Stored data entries

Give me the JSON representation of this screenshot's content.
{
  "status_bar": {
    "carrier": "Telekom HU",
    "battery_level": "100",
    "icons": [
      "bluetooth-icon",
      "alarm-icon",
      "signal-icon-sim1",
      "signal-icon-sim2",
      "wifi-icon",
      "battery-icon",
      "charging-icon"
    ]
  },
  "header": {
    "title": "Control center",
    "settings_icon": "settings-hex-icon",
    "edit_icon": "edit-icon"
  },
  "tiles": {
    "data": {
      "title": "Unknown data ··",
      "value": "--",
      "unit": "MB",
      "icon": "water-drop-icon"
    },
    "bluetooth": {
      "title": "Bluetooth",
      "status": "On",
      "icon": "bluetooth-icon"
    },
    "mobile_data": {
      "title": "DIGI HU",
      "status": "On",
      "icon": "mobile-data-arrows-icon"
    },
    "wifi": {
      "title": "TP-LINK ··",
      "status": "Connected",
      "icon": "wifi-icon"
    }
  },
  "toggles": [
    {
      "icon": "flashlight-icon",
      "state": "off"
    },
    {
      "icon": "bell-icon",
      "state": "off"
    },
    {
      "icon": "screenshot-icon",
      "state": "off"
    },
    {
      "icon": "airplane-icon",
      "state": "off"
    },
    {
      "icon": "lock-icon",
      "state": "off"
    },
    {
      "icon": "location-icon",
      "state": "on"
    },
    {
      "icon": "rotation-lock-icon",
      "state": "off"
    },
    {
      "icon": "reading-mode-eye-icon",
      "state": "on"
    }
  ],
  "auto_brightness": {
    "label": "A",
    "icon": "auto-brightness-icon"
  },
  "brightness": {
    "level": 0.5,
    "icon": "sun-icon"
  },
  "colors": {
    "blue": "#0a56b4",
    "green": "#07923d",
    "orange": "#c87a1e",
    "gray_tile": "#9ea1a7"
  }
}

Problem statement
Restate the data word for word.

Your response
Give me the JSON representation of this screenshot's content.
{
  "status_bar": {
    "carrier": "Telekom HU",
    "battery_level": "100",
    "icons": [
      "bluetooth-icon",
      "alarm-icon",
      "signal-icon-sim1",
      "signal-icon-sim2",
      "wifi-icon",
      "battery-icon",
      "charging-icon"
    ]
  },
  "header": {
    "title": "Control center",
    "settings_icon": "settings-hex-icon",
    "edit_icon": "edit-icon"
  },
  "tiles": {
    "data": {
      "title": "Unknown data ··",
      "value": "--",
      "unit": "MB",
      "icon": "water-drop-icon"
    },
    "bluetooth": {
      "title": "Bluetooth",
      "status": "On",
      "icon": "bluetooth-icon"
    },
    "mobile_data": {
      "title": "DIGI HU",
      "status": "On",
      "icon": "mobile-data-arrows-icon"
    },
    "wifi": {
      "title": "TP-LINK ··",
      "status": "Connected",
      "icon": "wifi-icon"
    }
  },
  "toggles": [
    {
      "icon": "flashlight-icon",
      "state": "off"
    },
    {
      "icon": "bell-icon",
      "state": "off"
    },
    {
      "icon": "screenshot-icon",
      "state": "off"
    },
    {
      "icon": "airplane-icon",
      "state": "off"
    },
    {
      "icon": "lock-icon",
      "state": "off"
    },
    {
      "icon": "location-icon",
      "state": "on"
    },
    {
      "icon": "rotation-lock-icon",
      "state": "off"
    },
    {
      "icon": "reading-mode-eye-icon",
      "state": "on"
    }
  ],
  "auto_brightness": {
    "label": "A",
    "icon": "auto-brightness-icon"
  },
  "brightness": {
    "level": 0.5,
    "icon": "sun-icon"
  },
  "colors": {
    "blue": "#0a56b4",
    "green": "#07923d",
    "orange": "#c87a1e",
    "gray_tile": "#9ea1a7"
  }
}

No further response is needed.